Computation & Cognition


I like to think of programming like LEGOs for big kids. We live in a magical time where you can create machines that can do anything imaginable - whether it's something practically useful, scientifically investigative, purely fun, or often some combination. My primary interest is in building machines that can "think" for themselves, solve hard problems, and even develop complex adaptive behaviors. I've explored this passion in many ways, including researching Augmented Reality (AR) devices as a Monroe Scholar and using machine learning as a member of geoLab to program a computer that predicts participant data via webcam. I'm eager to contribute to the pivotal economic transformations that are changing the nature of labor today and promote the integration of humans and machines in an empowering and ethical way.

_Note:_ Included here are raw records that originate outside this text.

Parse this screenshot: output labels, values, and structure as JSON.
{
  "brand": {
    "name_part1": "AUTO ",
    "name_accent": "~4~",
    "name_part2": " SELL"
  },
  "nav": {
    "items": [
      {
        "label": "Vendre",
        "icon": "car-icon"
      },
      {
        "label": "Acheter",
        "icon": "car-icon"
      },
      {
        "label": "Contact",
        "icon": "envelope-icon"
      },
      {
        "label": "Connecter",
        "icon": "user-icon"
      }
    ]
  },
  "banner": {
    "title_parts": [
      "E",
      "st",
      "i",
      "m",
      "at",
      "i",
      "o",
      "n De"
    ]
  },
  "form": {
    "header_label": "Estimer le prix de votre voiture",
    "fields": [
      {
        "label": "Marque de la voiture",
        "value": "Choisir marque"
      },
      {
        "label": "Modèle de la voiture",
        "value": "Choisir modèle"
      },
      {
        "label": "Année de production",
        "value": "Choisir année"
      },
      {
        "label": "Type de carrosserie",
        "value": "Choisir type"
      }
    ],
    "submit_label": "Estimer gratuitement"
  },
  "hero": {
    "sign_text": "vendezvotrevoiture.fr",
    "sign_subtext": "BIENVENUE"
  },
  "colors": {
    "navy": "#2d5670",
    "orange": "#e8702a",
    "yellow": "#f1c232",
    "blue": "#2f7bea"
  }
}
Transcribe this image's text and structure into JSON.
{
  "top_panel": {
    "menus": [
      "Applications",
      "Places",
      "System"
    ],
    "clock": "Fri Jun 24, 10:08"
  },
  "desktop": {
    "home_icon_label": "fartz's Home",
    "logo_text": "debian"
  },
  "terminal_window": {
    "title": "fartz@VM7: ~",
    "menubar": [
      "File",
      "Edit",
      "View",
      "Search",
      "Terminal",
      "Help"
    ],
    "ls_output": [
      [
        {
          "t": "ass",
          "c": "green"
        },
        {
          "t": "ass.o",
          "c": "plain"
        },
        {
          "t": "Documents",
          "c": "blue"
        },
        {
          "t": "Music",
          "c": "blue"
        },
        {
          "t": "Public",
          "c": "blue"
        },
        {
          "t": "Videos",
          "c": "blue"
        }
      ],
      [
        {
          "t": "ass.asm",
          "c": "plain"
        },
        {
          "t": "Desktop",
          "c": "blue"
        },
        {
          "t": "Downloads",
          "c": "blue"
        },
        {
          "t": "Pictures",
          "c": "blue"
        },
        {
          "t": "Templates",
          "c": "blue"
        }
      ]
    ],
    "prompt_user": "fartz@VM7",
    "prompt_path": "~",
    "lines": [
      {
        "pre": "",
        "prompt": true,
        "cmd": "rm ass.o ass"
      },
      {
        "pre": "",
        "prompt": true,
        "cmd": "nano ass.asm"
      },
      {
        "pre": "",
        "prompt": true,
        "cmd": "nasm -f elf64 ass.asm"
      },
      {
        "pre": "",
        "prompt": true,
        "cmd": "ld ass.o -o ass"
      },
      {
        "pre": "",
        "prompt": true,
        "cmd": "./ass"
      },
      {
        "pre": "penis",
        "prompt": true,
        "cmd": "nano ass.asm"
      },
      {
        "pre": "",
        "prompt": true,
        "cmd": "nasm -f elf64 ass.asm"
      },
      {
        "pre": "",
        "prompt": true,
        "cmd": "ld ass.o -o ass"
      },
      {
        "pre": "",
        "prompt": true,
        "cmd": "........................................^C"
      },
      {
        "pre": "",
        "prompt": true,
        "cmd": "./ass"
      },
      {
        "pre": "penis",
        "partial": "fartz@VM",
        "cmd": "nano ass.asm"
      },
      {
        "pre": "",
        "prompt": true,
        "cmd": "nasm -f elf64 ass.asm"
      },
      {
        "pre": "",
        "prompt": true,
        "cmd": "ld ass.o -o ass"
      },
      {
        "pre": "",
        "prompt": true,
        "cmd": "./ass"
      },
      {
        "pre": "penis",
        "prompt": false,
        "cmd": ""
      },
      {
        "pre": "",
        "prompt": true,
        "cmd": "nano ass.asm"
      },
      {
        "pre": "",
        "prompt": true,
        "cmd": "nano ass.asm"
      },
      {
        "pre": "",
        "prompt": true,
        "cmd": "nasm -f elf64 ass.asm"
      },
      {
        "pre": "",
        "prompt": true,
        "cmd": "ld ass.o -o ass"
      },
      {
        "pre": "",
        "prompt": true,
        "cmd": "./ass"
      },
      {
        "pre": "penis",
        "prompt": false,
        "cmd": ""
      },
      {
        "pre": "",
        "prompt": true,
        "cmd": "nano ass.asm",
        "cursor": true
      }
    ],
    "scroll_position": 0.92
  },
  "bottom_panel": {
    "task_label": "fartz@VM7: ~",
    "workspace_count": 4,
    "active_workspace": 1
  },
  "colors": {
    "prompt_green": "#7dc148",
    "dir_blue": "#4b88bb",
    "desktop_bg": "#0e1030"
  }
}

Many of the breakthroughs in Artificial Intelligence (AI) research have been inspired from Neuroscience. Discovering and modeling the algorithms that are implemented in the brain and underlie our perceptions, thoughts, and behaviors is a big interest of mine. As a visiting scholar at Johns Hopkins, I worked on a small team reading, implementing, and improving cutting edge deep learning systems to test natural language processing (NLP) tasks. How our brains produce complex behavior patterns and conscious experience is still one of the greatest mysteries important to science and philosophy today.New discoveries are always being made, so I hope to keep myself up to date with the latest knowledge so that I may contribute to the critical dissemination of such important findings.